In my personal opinion, the issue of reimbursement is one of the biggest issues facing healthcare, and specifically pharmacy, today. The other problem I see is the influence of technology and social media on healthcare, where patients turn to internet sources for information rather than seeking advice from healthcare professionals with years of experience.
Where do you see pharmacy in 10 years?
I see pharmacy continuing to evolve in the next 10 years to where pharmacists play a much bigger role in patient’s healthcare. I hope to see pharmacists who work in community pharmacies get reimbursed for more than just dispensing medications and immunizing patients. I also hope to see pharmacists take on even more non-traditional roles, such as in the pharmaceutical industry, managed care, government, and business. I also hope to see the field of pharmacy continue to be one of the most respected and sought-after professions.
What types of outreach/volunteer work do you do, if any?
I try to interact and mentor pharmacy students as they approach graduation. I believe that it’s important to have someone with experience provide personal insight to students, which is what I try to do. I also like to teach, so I participate in a number of lectures, classes and associations at the University. Many of my colleagues are also actively involved in various hobbies and activities outside work.
How do you spend your free time? Any hobbies?
In my free time I enjoy playing basketball, spending time at the gym, reading books and watching movies. Unfortunately, I don’t have any specific hobbies, but I hope to soon.
Do you have any family, and if so, do you have enough time to spend with them? How do you balance work and life?

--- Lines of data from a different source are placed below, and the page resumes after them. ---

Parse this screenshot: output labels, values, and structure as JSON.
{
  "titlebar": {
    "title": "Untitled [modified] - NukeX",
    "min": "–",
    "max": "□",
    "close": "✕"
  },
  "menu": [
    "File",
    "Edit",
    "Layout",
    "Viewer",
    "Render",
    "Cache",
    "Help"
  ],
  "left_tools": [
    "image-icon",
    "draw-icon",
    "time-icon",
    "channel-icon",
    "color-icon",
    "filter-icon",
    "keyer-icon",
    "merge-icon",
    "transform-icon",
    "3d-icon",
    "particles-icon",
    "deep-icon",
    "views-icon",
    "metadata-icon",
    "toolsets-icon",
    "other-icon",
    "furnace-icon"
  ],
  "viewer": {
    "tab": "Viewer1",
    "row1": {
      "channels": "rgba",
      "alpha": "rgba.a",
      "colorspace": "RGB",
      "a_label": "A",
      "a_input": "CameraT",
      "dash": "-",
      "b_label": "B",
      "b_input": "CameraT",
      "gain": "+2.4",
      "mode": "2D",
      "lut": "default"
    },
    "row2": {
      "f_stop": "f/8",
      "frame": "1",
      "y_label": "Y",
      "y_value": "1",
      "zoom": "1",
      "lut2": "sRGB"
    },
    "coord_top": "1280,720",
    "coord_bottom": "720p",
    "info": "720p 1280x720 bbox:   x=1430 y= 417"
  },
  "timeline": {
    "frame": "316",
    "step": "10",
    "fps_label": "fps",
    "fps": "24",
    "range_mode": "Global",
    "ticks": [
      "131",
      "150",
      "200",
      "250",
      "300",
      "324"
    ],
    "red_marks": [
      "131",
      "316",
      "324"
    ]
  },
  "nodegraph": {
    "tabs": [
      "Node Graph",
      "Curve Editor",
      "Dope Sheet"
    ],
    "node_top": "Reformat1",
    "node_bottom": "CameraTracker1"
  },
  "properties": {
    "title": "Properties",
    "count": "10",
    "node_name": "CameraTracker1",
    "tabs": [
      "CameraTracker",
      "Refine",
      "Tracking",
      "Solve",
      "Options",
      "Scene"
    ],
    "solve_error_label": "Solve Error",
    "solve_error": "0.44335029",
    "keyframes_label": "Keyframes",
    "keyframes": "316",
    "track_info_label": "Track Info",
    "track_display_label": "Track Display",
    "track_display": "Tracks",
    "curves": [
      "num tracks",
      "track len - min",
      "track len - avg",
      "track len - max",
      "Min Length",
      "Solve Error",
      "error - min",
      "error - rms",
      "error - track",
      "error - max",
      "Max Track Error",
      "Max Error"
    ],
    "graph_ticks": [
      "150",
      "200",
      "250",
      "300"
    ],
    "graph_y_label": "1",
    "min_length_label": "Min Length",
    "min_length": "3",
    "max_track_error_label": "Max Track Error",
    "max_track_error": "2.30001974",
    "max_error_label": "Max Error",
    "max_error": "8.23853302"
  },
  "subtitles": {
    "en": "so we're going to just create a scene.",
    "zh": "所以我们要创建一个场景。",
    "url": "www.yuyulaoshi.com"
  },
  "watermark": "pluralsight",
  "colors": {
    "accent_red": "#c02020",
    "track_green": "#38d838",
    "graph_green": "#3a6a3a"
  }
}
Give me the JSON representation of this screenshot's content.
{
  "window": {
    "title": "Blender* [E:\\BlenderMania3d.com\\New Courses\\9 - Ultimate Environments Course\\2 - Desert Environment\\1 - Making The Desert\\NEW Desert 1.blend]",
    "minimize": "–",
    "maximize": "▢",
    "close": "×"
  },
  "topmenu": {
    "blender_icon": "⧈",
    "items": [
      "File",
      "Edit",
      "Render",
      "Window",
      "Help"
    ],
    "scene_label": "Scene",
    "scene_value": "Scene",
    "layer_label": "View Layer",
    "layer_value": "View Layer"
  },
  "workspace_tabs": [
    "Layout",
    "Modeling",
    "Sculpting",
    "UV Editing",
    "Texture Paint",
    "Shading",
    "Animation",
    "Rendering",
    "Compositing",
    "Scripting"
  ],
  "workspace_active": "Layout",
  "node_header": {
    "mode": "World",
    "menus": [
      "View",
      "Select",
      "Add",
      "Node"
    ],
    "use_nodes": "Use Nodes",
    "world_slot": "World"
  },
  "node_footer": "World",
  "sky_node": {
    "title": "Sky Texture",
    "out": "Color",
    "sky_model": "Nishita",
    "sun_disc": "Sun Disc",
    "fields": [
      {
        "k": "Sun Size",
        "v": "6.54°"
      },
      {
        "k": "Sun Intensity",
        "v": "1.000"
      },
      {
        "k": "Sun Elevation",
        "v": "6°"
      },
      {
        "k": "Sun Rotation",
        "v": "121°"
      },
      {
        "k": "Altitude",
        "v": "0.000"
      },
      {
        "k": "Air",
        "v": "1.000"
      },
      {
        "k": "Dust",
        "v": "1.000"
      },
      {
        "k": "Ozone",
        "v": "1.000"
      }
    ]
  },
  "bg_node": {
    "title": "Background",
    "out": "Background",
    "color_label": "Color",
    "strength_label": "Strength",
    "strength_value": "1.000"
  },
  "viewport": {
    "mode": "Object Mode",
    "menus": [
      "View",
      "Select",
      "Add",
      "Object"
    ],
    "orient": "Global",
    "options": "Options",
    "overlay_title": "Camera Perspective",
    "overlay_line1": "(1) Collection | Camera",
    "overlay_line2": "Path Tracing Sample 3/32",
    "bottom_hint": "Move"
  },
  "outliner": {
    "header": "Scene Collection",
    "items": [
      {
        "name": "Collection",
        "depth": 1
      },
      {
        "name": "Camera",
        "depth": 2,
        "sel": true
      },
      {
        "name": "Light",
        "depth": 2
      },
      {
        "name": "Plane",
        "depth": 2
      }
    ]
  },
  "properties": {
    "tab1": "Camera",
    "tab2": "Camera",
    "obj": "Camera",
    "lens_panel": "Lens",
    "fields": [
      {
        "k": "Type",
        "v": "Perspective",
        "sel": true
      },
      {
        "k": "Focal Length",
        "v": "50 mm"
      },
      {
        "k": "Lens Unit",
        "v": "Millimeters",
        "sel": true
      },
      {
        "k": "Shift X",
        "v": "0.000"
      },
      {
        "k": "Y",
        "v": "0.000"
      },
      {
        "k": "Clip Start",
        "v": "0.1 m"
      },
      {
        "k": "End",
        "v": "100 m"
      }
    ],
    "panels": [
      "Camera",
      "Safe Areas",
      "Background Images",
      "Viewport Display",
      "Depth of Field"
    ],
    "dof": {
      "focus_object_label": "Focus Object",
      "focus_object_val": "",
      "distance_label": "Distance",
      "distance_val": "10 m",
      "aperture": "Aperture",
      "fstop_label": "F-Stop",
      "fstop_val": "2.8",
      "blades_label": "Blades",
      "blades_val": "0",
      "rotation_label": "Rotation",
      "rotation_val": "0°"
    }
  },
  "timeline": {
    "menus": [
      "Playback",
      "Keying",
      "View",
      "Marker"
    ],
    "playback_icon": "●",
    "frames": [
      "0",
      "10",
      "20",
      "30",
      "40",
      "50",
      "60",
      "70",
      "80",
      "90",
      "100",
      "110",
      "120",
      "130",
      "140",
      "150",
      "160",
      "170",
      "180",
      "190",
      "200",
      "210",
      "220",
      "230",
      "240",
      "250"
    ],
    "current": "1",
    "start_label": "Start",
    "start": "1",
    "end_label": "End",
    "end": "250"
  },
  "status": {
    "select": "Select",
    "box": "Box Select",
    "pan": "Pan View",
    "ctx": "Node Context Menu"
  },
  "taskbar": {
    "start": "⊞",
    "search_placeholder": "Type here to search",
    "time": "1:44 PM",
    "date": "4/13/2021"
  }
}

I do have enough time to spend with my wife, family and friends. I believe I have a very reasonable work-life balance, but I am also grateful to have very understanding people in my life who recognize the importance of my career and my passion for pharmacy.
Do you have any final piece of advice for students interested in pursuing pharmacy as a career?
I strongly encourage each student to discuss, evaluate and write down the reasons he/she is pursuing a career in pharmacy. The list should be extensive. However, if salary/compensation is at the top of that list, I strongly question the rationale of pursuing a career simply because of money. There will be days in school and on the job where money will not be enough of a reason to keep you going. For those who are interested in pursuing pharmacy because of the opportunities, responsibilities, and rewards that pharmacists share; it will truly fulfill your expectations. But only if you are willing to work hard. There are many avenues that new graduates can take. I chose the pharmaceutical industry for certain personal reasons, while others choose to be clinical pharmacists or retail pharmacists. All of these are very rewarding career paths in their own ways.